EXTRACTED MATERIAL ▸
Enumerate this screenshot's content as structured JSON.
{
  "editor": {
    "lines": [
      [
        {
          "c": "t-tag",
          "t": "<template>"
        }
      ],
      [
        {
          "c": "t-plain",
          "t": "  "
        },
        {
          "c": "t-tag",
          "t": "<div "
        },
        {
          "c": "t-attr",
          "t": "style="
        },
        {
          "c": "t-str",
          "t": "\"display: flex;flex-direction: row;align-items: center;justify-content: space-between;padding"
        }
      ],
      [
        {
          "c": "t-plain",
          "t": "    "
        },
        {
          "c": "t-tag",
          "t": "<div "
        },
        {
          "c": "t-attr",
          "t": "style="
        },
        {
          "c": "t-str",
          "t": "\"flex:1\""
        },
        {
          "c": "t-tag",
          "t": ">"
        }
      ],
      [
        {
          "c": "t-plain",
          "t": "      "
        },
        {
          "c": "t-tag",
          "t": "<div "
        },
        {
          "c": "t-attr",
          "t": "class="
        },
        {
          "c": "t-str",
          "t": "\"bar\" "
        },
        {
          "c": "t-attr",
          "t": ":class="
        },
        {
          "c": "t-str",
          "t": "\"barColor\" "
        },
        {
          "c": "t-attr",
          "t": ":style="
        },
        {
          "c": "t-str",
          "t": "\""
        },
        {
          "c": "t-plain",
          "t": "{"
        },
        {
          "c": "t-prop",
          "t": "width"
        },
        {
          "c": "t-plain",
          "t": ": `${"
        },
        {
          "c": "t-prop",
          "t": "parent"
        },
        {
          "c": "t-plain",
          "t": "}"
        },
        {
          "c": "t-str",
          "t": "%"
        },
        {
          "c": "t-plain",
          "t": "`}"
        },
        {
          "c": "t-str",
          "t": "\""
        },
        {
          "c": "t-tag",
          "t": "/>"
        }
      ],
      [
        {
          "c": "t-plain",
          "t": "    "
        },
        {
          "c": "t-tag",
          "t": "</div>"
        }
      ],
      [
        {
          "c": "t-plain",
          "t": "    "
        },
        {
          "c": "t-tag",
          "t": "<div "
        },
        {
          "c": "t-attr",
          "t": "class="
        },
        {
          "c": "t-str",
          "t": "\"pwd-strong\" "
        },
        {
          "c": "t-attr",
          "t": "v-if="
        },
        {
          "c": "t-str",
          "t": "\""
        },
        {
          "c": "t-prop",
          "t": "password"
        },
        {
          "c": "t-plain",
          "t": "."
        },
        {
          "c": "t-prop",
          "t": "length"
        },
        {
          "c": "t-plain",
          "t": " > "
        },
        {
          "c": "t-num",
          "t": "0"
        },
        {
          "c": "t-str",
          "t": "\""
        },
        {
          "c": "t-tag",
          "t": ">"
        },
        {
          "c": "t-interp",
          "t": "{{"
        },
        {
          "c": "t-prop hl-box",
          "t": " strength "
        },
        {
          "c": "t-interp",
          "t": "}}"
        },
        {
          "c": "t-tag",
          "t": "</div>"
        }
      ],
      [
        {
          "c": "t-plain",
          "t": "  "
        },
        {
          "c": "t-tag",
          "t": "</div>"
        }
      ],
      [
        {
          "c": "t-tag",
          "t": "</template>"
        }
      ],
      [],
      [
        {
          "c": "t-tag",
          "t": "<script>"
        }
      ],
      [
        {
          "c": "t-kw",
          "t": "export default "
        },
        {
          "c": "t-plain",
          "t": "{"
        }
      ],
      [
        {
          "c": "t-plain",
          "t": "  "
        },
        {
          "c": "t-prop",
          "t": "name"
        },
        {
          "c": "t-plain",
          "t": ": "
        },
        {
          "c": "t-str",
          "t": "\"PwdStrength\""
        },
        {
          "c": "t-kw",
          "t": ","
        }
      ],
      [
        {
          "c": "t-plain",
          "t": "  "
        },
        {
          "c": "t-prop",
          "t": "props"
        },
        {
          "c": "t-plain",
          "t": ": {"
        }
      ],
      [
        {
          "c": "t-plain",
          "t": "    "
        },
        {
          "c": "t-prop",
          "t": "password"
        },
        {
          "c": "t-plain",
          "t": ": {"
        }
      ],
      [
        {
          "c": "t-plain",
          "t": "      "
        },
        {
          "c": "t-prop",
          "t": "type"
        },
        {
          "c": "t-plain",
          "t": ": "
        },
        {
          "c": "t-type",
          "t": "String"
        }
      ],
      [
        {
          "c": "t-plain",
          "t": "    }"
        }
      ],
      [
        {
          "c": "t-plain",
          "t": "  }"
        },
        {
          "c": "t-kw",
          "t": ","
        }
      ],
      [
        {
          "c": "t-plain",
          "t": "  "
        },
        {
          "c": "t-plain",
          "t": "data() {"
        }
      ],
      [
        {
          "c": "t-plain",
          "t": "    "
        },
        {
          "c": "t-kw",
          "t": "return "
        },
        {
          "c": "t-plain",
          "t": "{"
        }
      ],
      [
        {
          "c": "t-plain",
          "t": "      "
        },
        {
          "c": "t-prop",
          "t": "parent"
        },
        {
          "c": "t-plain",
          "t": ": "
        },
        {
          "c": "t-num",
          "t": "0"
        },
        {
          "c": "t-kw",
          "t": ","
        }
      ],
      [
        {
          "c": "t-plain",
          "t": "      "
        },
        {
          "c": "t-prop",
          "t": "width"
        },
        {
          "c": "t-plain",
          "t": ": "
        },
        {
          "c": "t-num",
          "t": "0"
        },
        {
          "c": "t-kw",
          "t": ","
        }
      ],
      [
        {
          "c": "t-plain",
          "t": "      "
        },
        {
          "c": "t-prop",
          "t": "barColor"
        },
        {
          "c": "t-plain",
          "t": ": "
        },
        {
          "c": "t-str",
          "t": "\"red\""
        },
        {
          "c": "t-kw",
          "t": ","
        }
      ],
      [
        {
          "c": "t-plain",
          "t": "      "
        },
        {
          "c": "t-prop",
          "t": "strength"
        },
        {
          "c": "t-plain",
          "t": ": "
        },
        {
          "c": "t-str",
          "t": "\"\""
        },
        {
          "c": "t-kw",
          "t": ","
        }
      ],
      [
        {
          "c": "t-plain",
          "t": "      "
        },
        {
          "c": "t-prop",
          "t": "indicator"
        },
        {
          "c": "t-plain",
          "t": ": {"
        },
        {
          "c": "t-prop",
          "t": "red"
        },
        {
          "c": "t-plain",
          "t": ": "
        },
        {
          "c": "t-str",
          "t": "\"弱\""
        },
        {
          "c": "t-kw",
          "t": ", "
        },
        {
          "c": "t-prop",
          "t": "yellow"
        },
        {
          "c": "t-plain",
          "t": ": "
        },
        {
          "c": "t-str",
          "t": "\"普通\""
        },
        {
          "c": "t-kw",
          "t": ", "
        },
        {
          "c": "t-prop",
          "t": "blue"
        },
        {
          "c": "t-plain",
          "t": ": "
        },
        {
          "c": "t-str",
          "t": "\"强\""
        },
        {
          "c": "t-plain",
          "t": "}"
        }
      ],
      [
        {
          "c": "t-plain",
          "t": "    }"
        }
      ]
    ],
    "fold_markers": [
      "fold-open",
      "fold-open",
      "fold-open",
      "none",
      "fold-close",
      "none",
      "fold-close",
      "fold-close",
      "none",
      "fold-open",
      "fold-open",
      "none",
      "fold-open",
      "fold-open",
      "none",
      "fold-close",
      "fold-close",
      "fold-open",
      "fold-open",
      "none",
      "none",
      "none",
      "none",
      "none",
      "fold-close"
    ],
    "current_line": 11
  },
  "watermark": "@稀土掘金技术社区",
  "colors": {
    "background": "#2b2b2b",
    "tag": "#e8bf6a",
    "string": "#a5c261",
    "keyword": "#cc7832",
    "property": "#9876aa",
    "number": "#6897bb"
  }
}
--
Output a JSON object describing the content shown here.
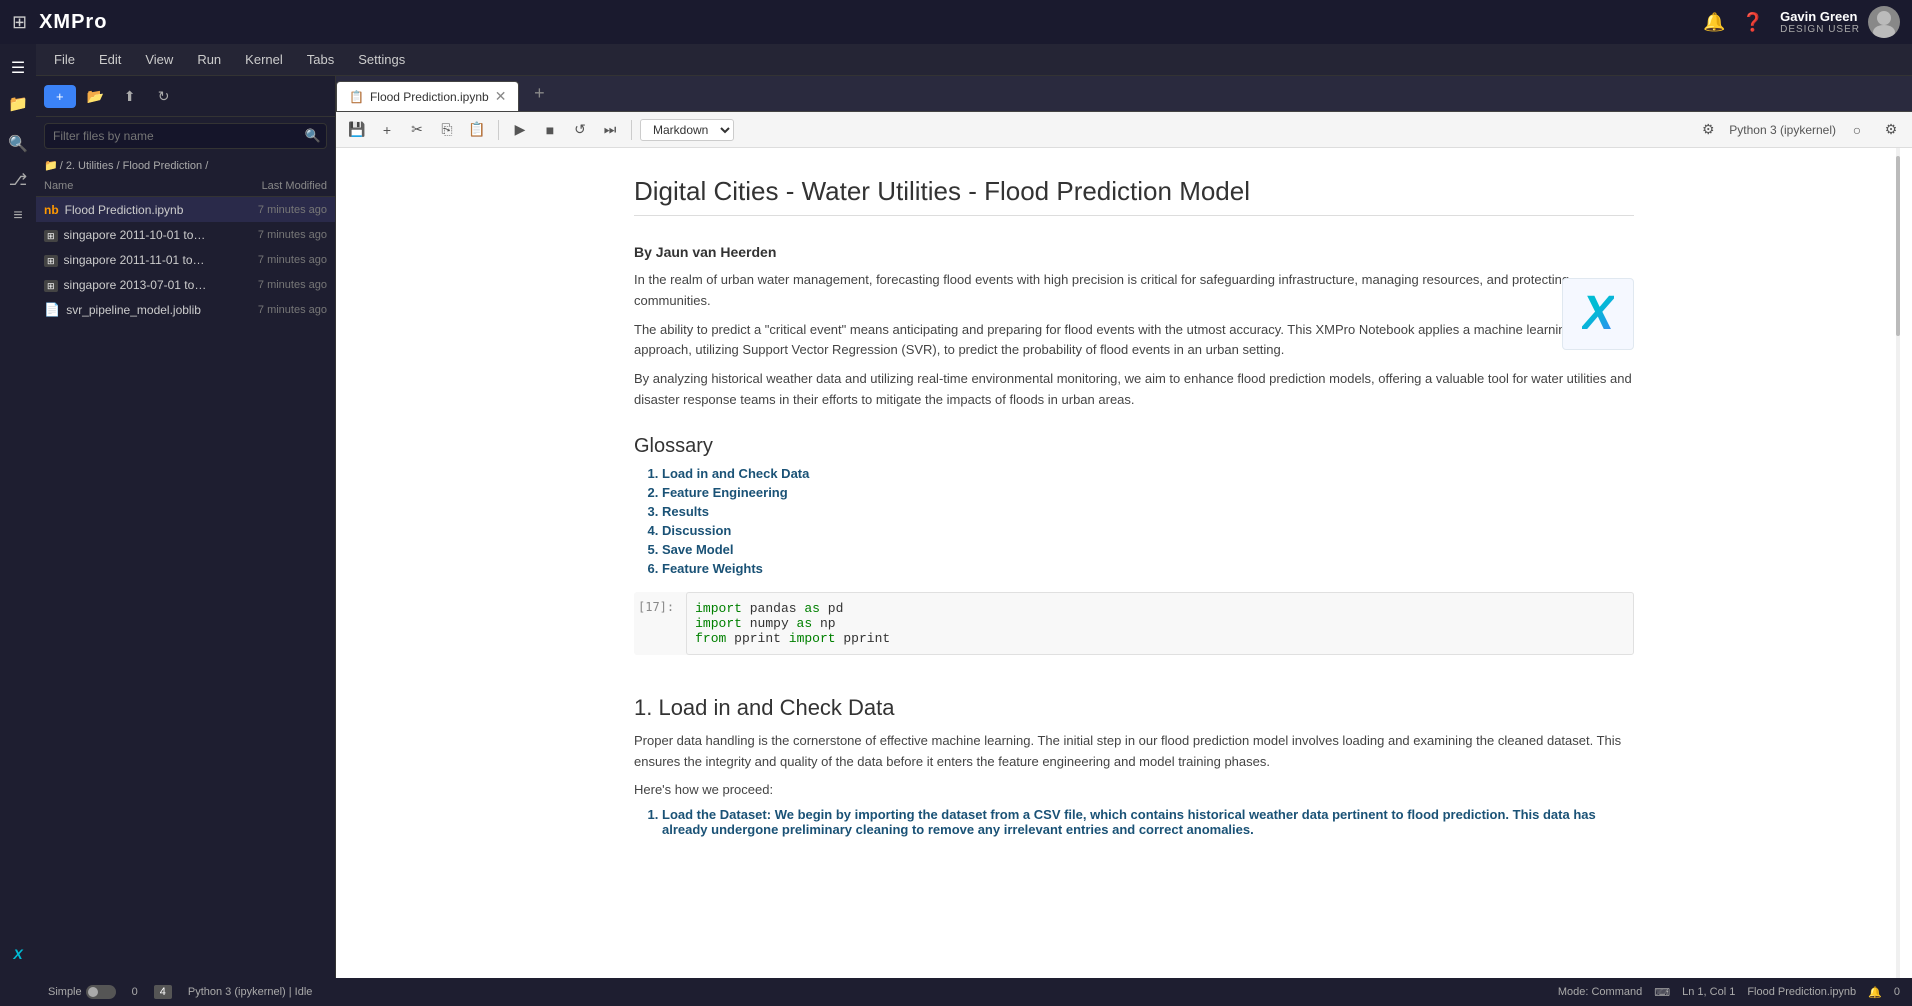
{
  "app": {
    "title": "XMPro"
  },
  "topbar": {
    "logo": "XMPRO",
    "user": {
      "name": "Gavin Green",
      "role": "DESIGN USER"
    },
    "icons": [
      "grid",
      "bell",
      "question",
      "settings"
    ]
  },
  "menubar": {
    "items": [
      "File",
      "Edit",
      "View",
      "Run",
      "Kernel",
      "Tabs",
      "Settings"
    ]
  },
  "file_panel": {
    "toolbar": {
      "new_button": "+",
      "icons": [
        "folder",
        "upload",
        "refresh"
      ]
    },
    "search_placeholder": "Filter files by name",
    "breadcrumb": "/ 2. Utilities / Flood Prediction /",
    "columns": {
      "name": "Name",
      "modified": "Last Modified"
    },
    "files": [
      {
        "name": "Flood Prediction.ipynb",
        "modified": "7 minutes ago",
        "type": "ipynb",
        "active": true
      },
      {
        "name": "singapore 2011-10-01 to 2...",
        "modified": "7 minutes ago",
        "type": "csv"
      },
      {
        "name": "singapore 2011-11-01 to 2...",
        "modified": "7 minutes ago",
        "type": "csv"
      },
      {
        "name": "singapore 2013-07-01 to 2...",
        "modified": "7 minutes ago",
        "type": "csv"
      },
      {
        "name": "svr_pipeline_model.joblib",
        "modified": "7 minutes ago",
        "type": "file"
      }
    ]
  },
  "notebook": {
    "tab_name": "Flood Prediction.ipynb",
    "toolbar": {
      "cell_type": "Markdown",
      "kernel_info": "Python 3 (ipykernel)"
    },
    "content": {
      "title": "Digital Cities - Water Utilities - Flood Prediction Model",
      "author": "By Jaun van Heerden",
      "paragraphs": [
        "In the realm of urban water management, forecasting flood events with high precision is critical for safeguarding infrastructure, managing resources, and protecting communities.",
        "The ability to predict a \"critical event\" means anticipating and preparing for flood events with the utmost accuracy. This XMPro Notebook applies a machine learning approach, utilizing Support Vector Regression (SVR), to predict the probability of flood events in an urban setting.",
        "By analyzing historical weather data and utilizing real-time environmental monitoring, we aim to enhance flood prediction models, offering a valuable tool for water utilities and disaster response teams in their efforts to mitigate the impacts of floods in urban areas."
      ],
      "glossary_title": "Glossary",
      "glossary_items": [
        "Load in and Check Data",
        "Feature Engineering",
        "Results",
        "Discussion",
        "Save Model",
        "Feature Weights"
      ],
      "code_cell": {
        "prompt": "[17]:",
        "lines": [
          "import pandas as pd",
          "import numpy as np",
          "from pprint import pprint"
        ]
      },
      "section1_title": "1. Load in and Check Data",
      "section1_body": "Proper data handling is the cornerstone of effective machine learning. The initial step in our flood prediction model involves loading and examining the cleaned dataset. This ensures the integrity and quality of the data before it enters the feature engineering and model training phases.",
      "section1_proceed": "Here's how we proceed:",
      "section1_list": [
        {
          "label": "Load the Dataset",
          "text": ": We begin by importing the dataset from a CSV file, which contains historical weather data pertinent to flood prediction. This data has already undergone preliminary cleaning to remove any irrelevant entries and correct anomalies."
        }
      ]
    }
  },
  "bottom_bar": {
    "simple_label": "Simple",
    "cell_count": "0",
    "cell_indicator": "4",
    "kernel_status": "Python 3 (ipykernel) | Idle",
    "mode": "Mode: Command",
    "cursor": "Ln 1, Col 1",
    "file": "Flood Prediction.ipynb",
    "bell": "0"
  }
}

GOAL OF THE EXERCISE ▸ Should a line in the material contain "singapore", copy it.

ANSWER TO THIS PROBLEM ▸
        "name": "singapore 2011-10-01 to 2...",
        "name": "singapore 2011-11-01 to 2...",
        "name": "singapore 2013-07-01 to 2...",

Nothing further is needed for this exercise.